■ Description of the task:
The records, repeated exactly and in full, are the expected answer.
++++ Given records ++++
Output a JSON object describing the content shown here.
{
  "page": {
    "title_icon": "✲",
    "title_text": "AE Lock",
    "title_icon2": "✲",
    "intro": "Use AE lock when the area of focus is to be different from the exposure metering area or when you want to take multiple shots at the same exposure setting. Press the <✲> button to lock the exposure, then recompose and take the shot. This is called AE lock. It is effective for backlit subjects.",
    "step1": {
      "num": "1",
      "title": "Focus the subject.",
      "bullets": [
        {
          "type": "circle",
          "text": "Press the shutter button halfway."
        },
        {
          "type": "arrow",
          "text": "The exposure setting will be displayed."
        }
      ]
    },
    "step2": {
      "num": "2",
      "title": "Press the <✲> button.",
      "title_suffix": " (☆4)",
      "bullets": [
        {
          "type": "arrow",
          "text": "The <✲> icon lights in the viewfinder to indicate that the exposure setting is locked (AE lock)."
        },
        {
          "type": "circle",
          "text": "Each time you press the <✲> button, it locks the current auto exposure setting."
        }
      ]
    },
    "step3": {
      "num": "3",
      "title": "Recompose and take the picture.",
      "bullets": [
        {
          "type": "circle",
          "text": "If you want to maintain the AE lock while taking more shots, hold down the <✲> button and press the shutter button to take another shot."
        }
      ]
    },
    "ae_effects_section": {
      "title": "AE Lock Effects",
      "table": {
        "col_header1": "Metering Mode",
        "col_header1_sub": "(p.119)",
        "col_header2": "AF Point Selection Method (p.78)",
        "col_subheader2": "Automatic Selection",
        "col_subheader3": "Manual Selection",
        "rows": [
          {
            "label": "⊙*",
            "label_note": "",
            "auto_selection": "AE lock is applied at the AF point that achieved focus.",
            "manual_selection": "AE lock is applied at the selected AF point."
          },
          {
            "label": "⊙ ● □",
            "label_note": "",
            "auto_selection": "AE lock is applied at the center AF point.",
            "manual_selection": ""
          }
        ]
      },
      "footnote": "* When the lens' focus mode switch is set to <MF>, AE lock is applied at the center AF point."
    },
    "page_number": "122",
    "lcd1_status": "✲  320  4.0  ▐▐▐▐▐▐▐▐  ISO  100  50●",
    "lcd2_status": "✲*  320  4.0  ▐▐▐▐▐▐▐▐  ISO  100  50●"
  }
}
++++
■ Result for this exercise:
Output a JSON object describing the content shown here.
{
  "page": {
    "title_icon": "✲",
    "title_text": "AE Lock",
    "title_icon2": "✲",
    "intro": "Use AE lock when the area of focus is to be different from the exposure metering area or when you want to take multiple shots at the same exposure setting. Press the <✲> button to lock the exposure, then recompose and take the shot. This is called AE lock. It is effective for backlit subjects.",
    "step1": {
      "num": "1",
      "title": "Focus the subject.",
      "bullets": [
        {
          "type": "circle",
          "text": "Press the shutter button halfway."
        },
        {
          "type": "arrow",
          "text": "The exposure setting will be displayed."
        }
      ]
    },
    "step2": {
      "num": "2",
      "title": "Press the <✲> button.",
      "title_suffix": " (☆4)",
      "bullets": [
        {
          "type": "arrow",
          "text": "The <✲> icon lights in the viewfinder to indicate that the exposure setting is locked (AE lock)."
        },
        {
          "type": "circle",
          "text": "Each time you press the <✲> button, it locks the current auto exposure setting."
        }
      ]
    },
    "step3": {
      "num": "3",
      "title": "Recompose and take the picture.",
      "bullets": [
        {
          "type": "circle",
          "text": "If you want to maintain the AE lock while taking more shots, hold down the <✲> button and press the shutter button to take another shot."
        }
      ]
    },
    "ae_effects_section": {
      "title": "AE Lock Effects",
      "table": {
        "col_header1": "Metering Mode",
        "col_header1_sub": "(p.119)",
        "col_header2": "AF Point Selection Method (p.78)",
        "col_subheader2": "Automatic Selection",
        "col_subheader3": "Manual Selection",
        "rows": [
          {
            "label": "⊙*",
            "label_note": "",
            "auto_selection": "AE lock is applied at the AF point that achieved focus.",
            "manual_selection": "AE lock is applied at the selected AF point."
          },
          {
            "label": "⊙ ● □",
            "label_note": "",
            "auto_selection": "AE lock is applied at the center AF point.",
            "manual_selection": ""
          }
        ]
      },
      "footnote": "* When the lens' focus mode switch is set to <MF>, AE lock is applied at the center AF point."
    },
    "page_number": "122",
    "lcd1_status": "✲  320  4.0  ▐▐▐▐▐▐▐▐  ISO  100  50●",
    "lcd2_status": "✲*  320  4.0  ▐▐▐▐▐▐▐▐  ISO  100  50●"
  }
}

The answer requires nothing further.